Bolt currently has more than 700,000 drivers catering to about 40 million riders across its existing seven markets in Africa.
The company’s regional director for Africa, Paddy Partridge, said the firm has experienced a spike in on-demand transportation services, and that the current drivers — especially in Ghana and Nigeria where “there’s a real shortage of cars” — are not enough to meet this growth.
“One of the challenges we have with our growth at the moment is that on the ride-hailing side, the demand for our services is growing faster than we’re able to onboard drivers, particularly in West and Southern Africa.

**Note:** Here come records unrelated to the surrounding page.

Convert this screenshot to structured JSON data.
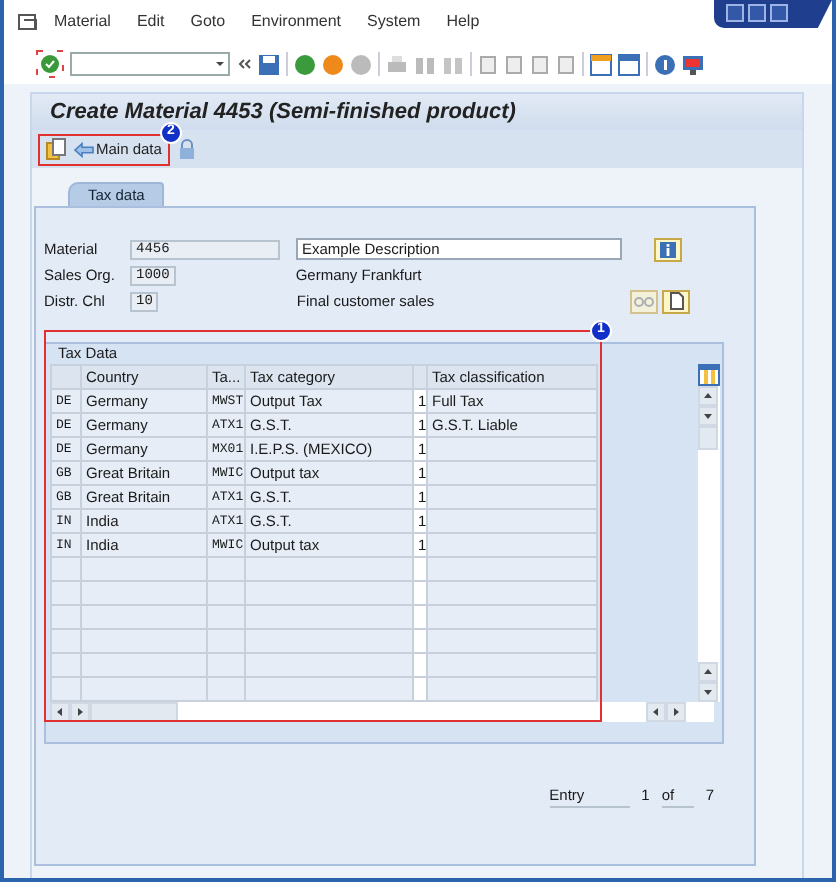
{
  "menu": [
    {
      "label": "Material"
    },
    {
      "label": "Edit"
    },
    {
      "label": "Goto"
    },
    {
      "label": "Environment"
    },
    {
      "label": "System"
    },
    {
      "label": "Help"
    }
  ],
  "title": "Create Material 4453 (Semi-finished product)",
  "app_toolbar": {
    "button": "Main data",
    "callout": "2",
    "highlighted": true
  },
  "tabs": [
    {
      "label": "Tax data",
      "selected": true
    }
  ],
  "fields": [
    {
      "label": "Material",
      "value": "4456",
      "text": "Example Description",
      "kind": "input"
    },
    {
      "label": "Sales Org.",
      "value": "1000",
      "text": "Germany Frankfurt",
      "kind": "plain"
    },
    {
      "label": "Distr. Chl",
      "value": "10",
      "text": "Final customer sales",
      "kind": "plain"
    }
  ],
  "tax_table": {
    "title": "Tax Data",
    "callout": "1",
    "highlighted": true,
    "columns": [
      {
        "kind": "code"
      },
      {
        "kind": "text",
        "label": "Country"
      },
      {
        "kind": "code",
        "label": "Ta..."
      },
      {
        "kind": "text",
        "label": "Tax category"
      },
      {
        "kind": "marker"
      },
      {
        "kind": "text",
        "label": "Tax classification"
      }
    ],
    "rows": [
      {
        "cells": [
          "DE",
          "Germany",
          "MWST",
          "Output Tax",
          "1",
          "Full Tax"
        ]
      },
      {
        "cells": [
          "DE",
          "Germany",
          "ATX1",
          "G.S.T.",
          "1",
          "G.S.T. Liable"
        ]
      },
      {
        "cells": [
          "DE",
          "Germany",
          "MX01",
          "I.E.P.S.  (MEXICO)",
          "1"
        ]
      },
      {
        "cells": [
          "GB",
          "Great Britain",
          "MWIC",
          "Output tax",
          "1"
        ]
      },
      {
        "cells": [
          "GB",
          "Great Britain",
          "ATX1",
          "G.S.T.",
          "1"
        ]
      },
      {
        "cells": [
          "IN",
          "India",
          "ATX1",
          "G.S.T.",
          "1"
        ]
      },
      {
        "cells": [
          "IN",
          "India",
          "MWIC",
          "Output tax",
          "1"
        ]
      }
    ]
  },
  "entry": {
    "label": "Entry",
    "current": "1",
    "of": "of",
    "total": "7"
  }
}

We’re just not able to continue keeping up with that growth because drivers are not able to access vehicles at an affordable rate,” said Partridge.
“We are having to find ways to really attract as many drivers as we can… like make their earnings potential as good as possible so that we can bring people (drivers) onto our platform…to solve this issue around access to cars.”
Partridge said that Bolt already has vehicle-financing partnerships with banks in markets like Kenya, Nigeria and South Africa, and its planning to form additional collaborations, and explore the expansion of the current ones to reach more markets and drivers.
The ride-hailing firm is also looking to tap Africa’s increasing smartphone penetration, willingness to take-up new technologies, a youthful population and the overall demand for on-demand transportation services.
As international e-hailing companies tap the African market, they are also increasingly having to bear with growing competition from homegrown e-mobility companies like Kenya’s Wasili and Little, and South Africa’s NextNow.
Mass transit operators like SWVL, the Egyptian ride-sharing company with operations across Africa, South Asia and Middle-East, are breaking barriers by formalizing public transport in emerging markets. – Original article appeared first on TechCrunch.